By David Dixon, President of Jetcraft Asia
Asia has been my adopted home since the early 1980s, when business aviation was all but non-existent in places like China, Hong Kong and Japan. What little activity there was could be found in areas such as the Philippines, Australia and Indonesia.
At the time very few people could have predicted that, as a socialist state, China would come to adopt the ultimate capitalist business tool – the private jet. But when Deng Xiaoping opened up China to foreign investment in the 1980s, the rapid growth of the Chinese economy meant business aviation could begin to take off.
The Tiger economy effect
20 years later, Asia was on everyone’s minds. Extreme growth areas, known as Tiger economies, had sprung up across the region and OEMs were scrambling for a China strategy.

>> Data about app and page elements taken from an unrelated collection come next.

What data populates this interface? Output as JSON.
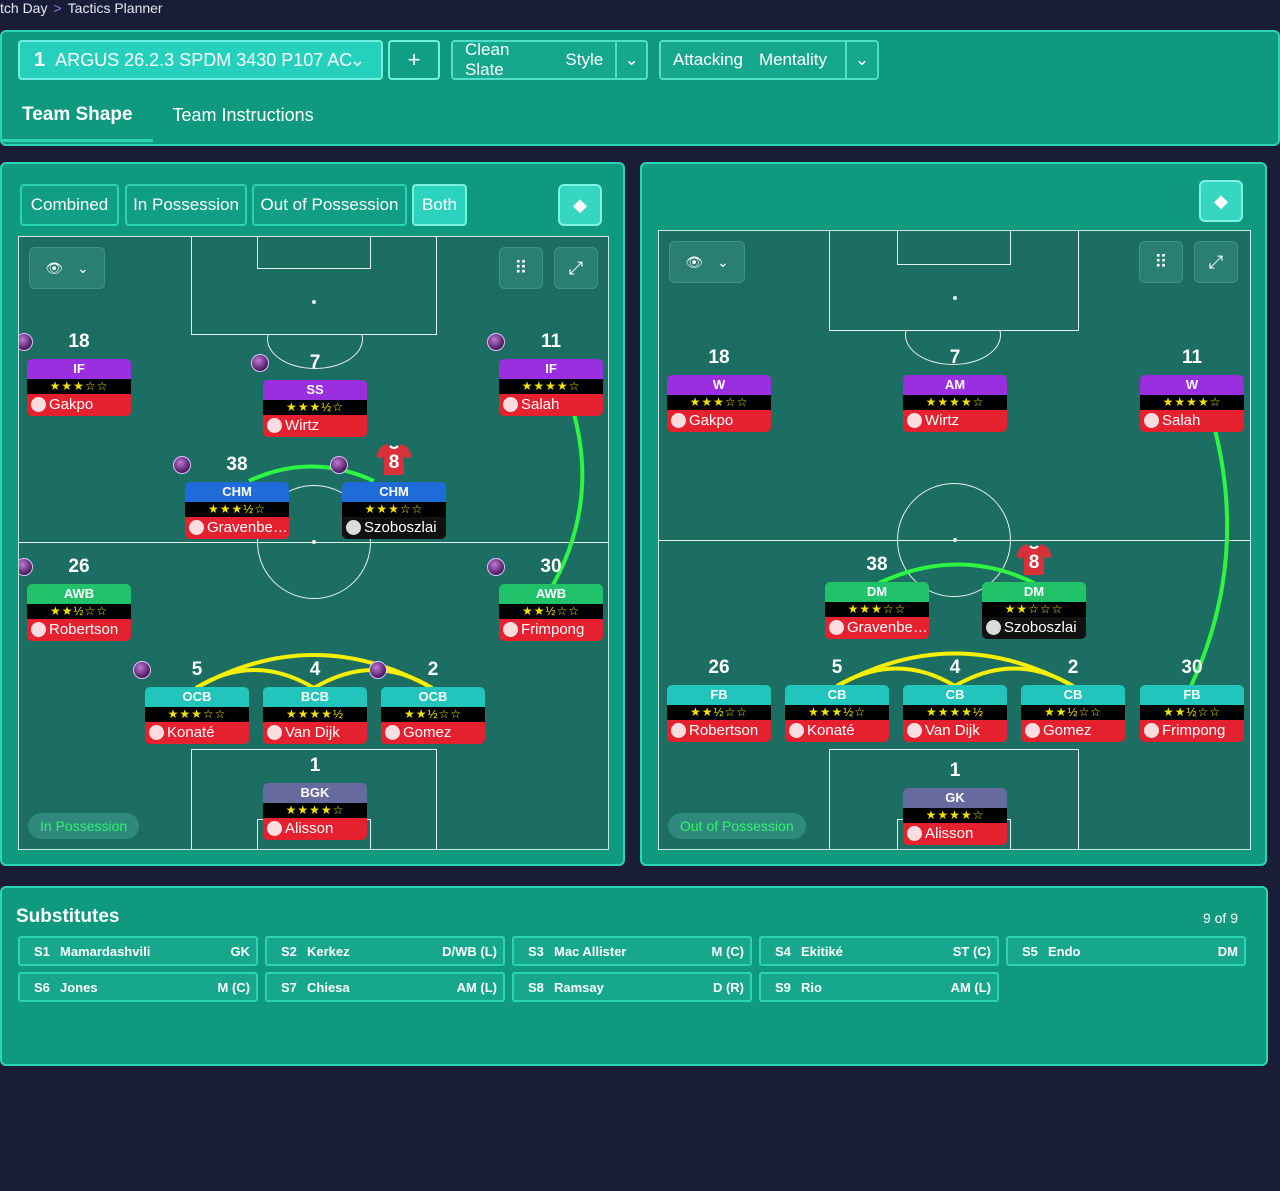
{
  "breadcrumb": {
    "parent": "tch Day",
    "current": "Tactics Planner"
  },
  "topbar": {
    "tactic_number": "1",
    "tactic_name": "ARGUS 26.2.3 SPDM 3430 P107 AC",
    "plus": "+",
    "style_a": "Clean Slate",
    "style_b": "Style",
    "mentality_a": "Attacking",
    "mentality_b": "Mentality"
  },
  "tabs": [
    "Team Shape",
    "Team Instructions"
  ],
  "view_segments": [
    "Combined",
    "In Possession",
    "Out of Possession",
    "Both"
  ],
  "left_label": "In Possession",
  "right_label": "Out of Possession",
  "left_players": [
    {
      "num": "18",
      "role": "IF",
      "stars": "★★★☆☆",
      "name": "Gakpo"
    },
    {
      "num": "7",
      "role": "SS",
      "stars": "★★★½☆",
      "name": "Wirtz"
    },
    {
      "num": "11",
      "role": "IF",
      "stars": "★★★★☆",
      "name": "Salah"
    },
    {
      "num": "38",
      "role": "CHM",
      "stars": "★★★½☆",
      "name": "Gravenber..."
    },
    {
      "num": "8",
      "role": "CHM",
      "stars": "★★★☆☆",
      "name": "Szoboszlai"
    },
    {
      "num": "26",
      "role": "AWB",
      "stars": "★★½☆☆",
      "name": "Robertson"
    },
    {
      "num": "30",
      "role": "AWB",
      "stars": "★★½☆☆",
      "name": "Frimpong"
    },
    {
      "num": "5",
      "role": "OCB",
      "stars": "★★★☆☆",
      "name": "Konaté"
    },
    {
      "num": "4",
      "role": "BCB",
      "stars": "★★★★½",
      "name": "Van Dijk"
    },
    {
      "num": "2",
      "role": "OCB",
      "stars": "★★½☆☆",
      "name": "Gomez"
    },
    {
      "num": "1",
      "role": "BGK",
      "stars": "★★★★☆",
      "name": "Alisson"
    }
  ],
  "right_players": [
    {
      "num": "18",
      "role": "W",
      "stars": "★★★☆☆",
      "name": "Gakpo"
    },
    {
      "num": "7",
      "role": "AM",
      "stars": "★★★★☆",
      "name": "Wirtz"
    },
    {
      "num": "11",
      "role": "W",
      "stars": "★★★★☆",
      "name": "Salah"
    },
    {
      "num": "38",
      "role": "DM",
      "stars": "★★★☆☆",
      "name": "Gravenber..."
    },
    {
      "num": "8",
      "role": "DM",
      "stars": "★★☆☆☆",
      "name": "Szoboszlai"
    },
    {
      "num": "26",
      "role": "FB",
      "stars": "★★½☆☆",
      "name": "Robertson"
    },
    {
      "num": "5",
      "role": "CB",
      "stars": "★★★½☆",
      "name": "Konaté"
    },
    {
      "num": "4",
      "role": "CB",
      "stars": "★★★★½",
      "name": "Van Dijk"
    },
    {
      "num": "2",
      "role": "CB",
      "stars": "★★½☆☆",
      "name": "Gomez"
    },
    {
      "num": "30",
      "role": "FB",
      "stars": "★★½☆☆",
      "name": "Frimpong"
    },
    {
      "num": "1",
      "role": "GK",
      "stars": "★★★★☆",
      "name": "Alisson"
    }
  ],
  "subs": {
    "title": "Substitutes",
    "count": "9 of 9",
    "items": [
      {
        "slot": "S1",
        "name": "Mamardashvili",
        "pos": "GK"
      },
      {
        "slot": "S2",
        "name": "Kerkez",
        "pos": "D/WB (L)"
      },
      {
        "slot": "S3",
        "name": "Mac Allister",
        "pos": "M (C)"
      },
      {
        "slot": "S4",
        "name": "Ekitiké",
        "pos": "ST (C)"
      },
      {
        "slot": "S5",
        "name": "Endo",
        "pos": "DM"
      },
      {
        "slot": "S6",
        "name": "Jones",
        "pos": "M (C)"
      },
      {
        "slot": "S7",
        "name": "Chiesa",
        "pos": "AM (L)"
      },
      {
        "slot": "S8",
        "name": "Ramsay",
        "pos": "D (R)"
      },
      {
        "slot": "S9",
        "name": "Rio",
        "pos": "AM (L)"
      }
    ]
  },
  "colors": {
    "accent": "#2bd3b3",
    "panel": "#0f9a80",
    "pitch": "#1c6e62",
    "background": "#1a1d38"
  }
}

While economic growth was rapid and high, the Asian business aviation market did not progress in the same way as that in the US or Europe. The attitude amongst buyers was ‘buy now, buy new’, and the main aircraft of interest were long-range, wide-body models. As a result, the area quickly became dominated by Gulfstream V and Bombardier Global Express aircraft.